When I asked about the cause of the burns, the mother broke down. Covering her face with her hands to hide her tears, she told me that Aisha’s husband had set her on fire. At that moment, Aisha, who was nearly comatose, raised her hand and grabbed her mother’s shirt. “I told you, he put the fire out,” she said weakly. “I was cooking – it was an accident.”

“Why are you defending him?” the mother replied. “He is the one who did this to you. He should be punished for what he has done. You just tell me the truth!”
Her cries drew the attention of other patients in the ward. I tried to comfort her by telling her what was being done to save her daughter. It made no difference. Sobbing, she slowly moved towards the corner and collapsed on the floor.

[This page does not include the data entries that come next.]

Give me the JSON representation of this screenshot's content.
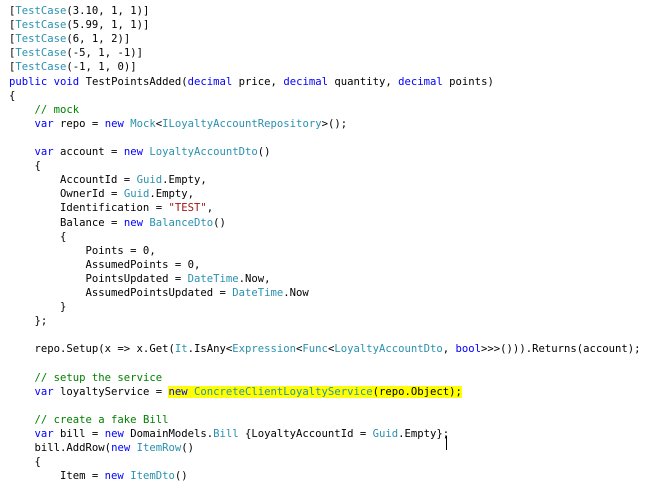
{
  "colors": {
    "keyword": "#0000ff",
    "type": "#2b91af",
    "string": "#a31515",
    "comment": "#008000",
    "plain": "#000000",
    "highlight": "#ffff00",
    "background": "#ffffff"
  },
  "code_lines": [
    [
      [
        "p",
        "["
      ],
      [
        "t",
        "TestCase"
      ],
      [
        "p",
        "(3.10, 1, 1)]"
      ]
    ],
    [
      [
        "p",
        "["
      ],
      [
        "t",
        "TestCase"
      ],
      [
        "p",
        "(5.99, 1, 1)]"
      ]
    ],
    [
      [
        "p",
        "["
      ],
      [
        "t",
        "TestCase"
      ],
      [
        "p",
        "(6, 1, 2)]"
      ]
    ],
    [
      [
        "p",
        "["
      ],
      [
        "t",
        "TestCase"
      ],
      [
        "p",
        "(-5, 1, -1)]"
      ]
    ],
    [
      [
        "p",
        "["
      ],
      [
        "t",
        "TestCase"
      ],
      [
        "p",
        "(-1, 1, 0)]"
      ]
    ],
    [
      [
        "k",
        "public"
      ],
      [
        "p",
        " "
      ],
      [
        "k",
        "void"
      ],
      [
        "p",
        " TestPointsAdded("
      ],
      [
        "k",
        "decimal"
      ],
      [
        "p",
        " price, "
      ],
      [
        "k",
        "decimal"
      ],
      [
        "p",
        " quantity, "
      ],
      [
        "k",
        "decimal"
      ],
      [
        "p",
        " points)"
      ]
    ],
    [
      [
        "p",
        "{"
      ]
    ],
    [
      [
        "p",
        "    "
      ],
      [
        "c",
        "// mock"
      ]
    ],
    [
      [
        "p",
        "    "
      ],
      [
        "k",
        "var"
      ],
      [
        "p",
        " repo = "
      ],
      [
        "k",
        "new"
      ],
      [
        "p",
        " "
      ],
      [
        "t",
        "Mock"
      ],
      [
        "p",
        "<"
      ],
      [
        "t",
        "ILoyaltyAccountRepository"
      ],
      [
        "p",
        ">();"
      ]
    ],
    [
      [
        "p",
        ""
      ]
    ],
    [
      [
        "p",
        "    "
      ],
      [
        "k",
        "var"
      ],
      [
        "p",
        " account = "
      ],
      [
        "k",
        "new"
      ],
      [
        "p",
        " "
      ],
      [
        "t",
        "LoyaltyAccountDto"
      ],
      [
        "p",
        "()"
      ]
    ],
    [
      [
        "p",
        "    {"
      ]
    ],
    [
      [
        "p",
        "        AccountId = "
      ],
      [
        "t",
        "Guid"
      ],
      [
        "p",
        ".Empty,"
      ]
    ],
    [
      [
        "p",
        "        OwnerId = "
      ],
      [
        "t",
        "Guid"
      ],
      [
        "p",
        ".Empty,"
      ]
    ],
    [
      [
        "p",
        "        Identification = "
      ],
      [
        "s",
        "\"TEST\""
      ],
      [
        "p",
        ","
      ]
    ],
    [
      [
        "p",
        "        Balance = "
      ],
      [
        "k",
        "new"
      ],
      [
        "p",
        " "
      ],
      [
        "t",
        "BalanceDto"
      ],
      [
        "p",
        "()"
      ]
    ],
    [
      [
        "p",
        "        {"
      ]
    ],
    [
      [
        "p",
        "            Points = 0,"
      ]
    ],
    [
      [
        "p",
        "            AssumedPoints = 0,"
      ]
    ],
    [
      [
        "p",
        "            PointsUpdated = "
      ],
      [
        "t",
        "DateTime"
      ],
      [
        "p",
        ".Now,"
      ]
    ],
    [
      [
        "p",
        "            AssumedPointsUpdated = "
      ],
      [
        "t",
        "DateTime"
      ],
      [
        "p",
        ".Now"
      ]
    ],
    [
      [
        "p",
        "        }"
      ]
    ],
    [
      [
        "p",
        "    };"
      ]
    ],
    [
      [
        "p",
        ""
      ]
    ],
    [
      [
        "p",
        "    repo.Setup(x => x.Get("
      ],
      [
        "t",
        "It"
      ],
      [
        "p",
        ".IsAny<"
      ],
      [
        "t",
        "Expression"
      ],
      [
        "p",
        "<"
      ],
      [
        "t",
        "Func"
      ],
      [
        "p",
        "<"
      ],
      [
        "t",
        "LoyaltyAccountDto"
      ],
      [
        "p",
        ", "
      ],
      [
        "k",
        "bool"
      ],
      [
        "p",
        ">>>())).Returns(account);"
      ]
    ],
    [
      [
        "p",
        ""
      ]
    ],
    [
      [
        "p",
        "    "
      ],
      [
        "c",
        "// setup the service"
      ]
    ],
    [
      [
        "p",
        "    "
      ],
      [
        "k",
        "var"
      ],
      [
        "p",
        " loyaltyService = "
      ],
      [
        "hk",
        "new"
      ],
      [
        "hp",
        " "
      ],
      [
        "ht",
        "ConcreteClientLoyaltyService"
      ],
      [
        "hp",
        "(repo.Object);"
      ]
    ],
    [
      [
        "p",
        ""
      ]
    ],
    [
      [
        "p",
        "    "
      ],
      [
        "c",
        "// create a fake Bill"
      ]
    ],
    [
      [
        "p",
        "    "
      ],
      [
        "k",
        "var"
      ],
      [
        "p",
        " bill = "
      ],
      [
        "k",
        "new"
      ],
      [
        "p",
        " DomainModels."
      ],
      [
        "t",
        "Bill"
      ],
      [
        "p",
        " {LoyaltyAccountId = "
      ],
      [
        "t",
        "Guid"
      ],
      [
        "p",
        ".Empty};"
      ]
    ],
    [
      [
        "p",
        "    bill.AddRow("
      ],
      [
        "k",
        "new"
      ],
      [
        "p",
        " "
      ],
      [
        "t",
        "ItemRow"
      ],
      [
        "p",
        "()"
      ]
    ],
    [
      [
        "p",
        "    {"
      ]
    ],
    [
      [
        "p",
        "        Item = "
      ],
      [
        "k",
        "new"
      ],
      [
        "p",
        " "
      ],
      [
        "t",
        "ItemDto"
      ],
      [
        "p",
        "()"
      ]
    ]
  ]
}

I looked at Aisha’s chart – it said she had suffered burns to 83 per cent of her body. Oh God! I thought. At 30 per cent, burns are regarded as life threatening. She was up against almost three times that! Still, I tried to console Aisha’s mother. “The senior doctors are trying their level best to save your daughter’s life. Please don’t lose hope. If you cry, what will Aisha think? She needs you more than ever now.”

With a heavy heart, I left the mother and daughter and returned to my classes. That night, I couldn’t sleep. How will I face the mother if Aisha dies? I kept thinking. I considered Aisha to be my responsibility even though I was just a third-year student. I should have told the mother the truth, I thought. I shouldn’t have given her false hope.
The next day, Aisha’s bed was empty. I asked the senior doctor what had happened. “She died last night,” he replied. “Couldn’t do much for her.”

His easy tone shocked me. “How did you tell her relatives?” I hesitantly asked.
He eyed me with curiosity. “I just told them she was dead. What do you think I could have said?”
I was taken aback by his “professional” attitude, which lacked the slightest touch of humanity. A mother who had lost her daughter to a violent and painful death had learned about it in such a cold-blooded manner. I left early that day and cried my heart out. When I was a child, telling my mother about the make-believe death of my sister was easy. Now I shuddered at the thought of what I would have done if I had been the one to tell Aisha’s mother.

A few days later, I ran into Aisha’s mother, who had come to the hospital to pick up some paperwork. She looked at me and smiled gently. Then, placing her hand on my head, she kissed my forehead and prayed for my long life. “You doctors did whatever you could,” she said. “The rest was His will.”

That was nearly three years ago, but her words are still fresh in my mind. I have just finished my final year of medical school and I haven’t seen another case as horrific as Aisha’s. But I am not afraid anymore. Aisha’s mother equipped me with something I already knew but didn’t understand. My own mother had told me the same thing again and again, but it was lying dormant within me.

I will always be thankful to Aisha’s mother for telling me the meaning of life: that we should do everything we can; the rest lies in God’s hands.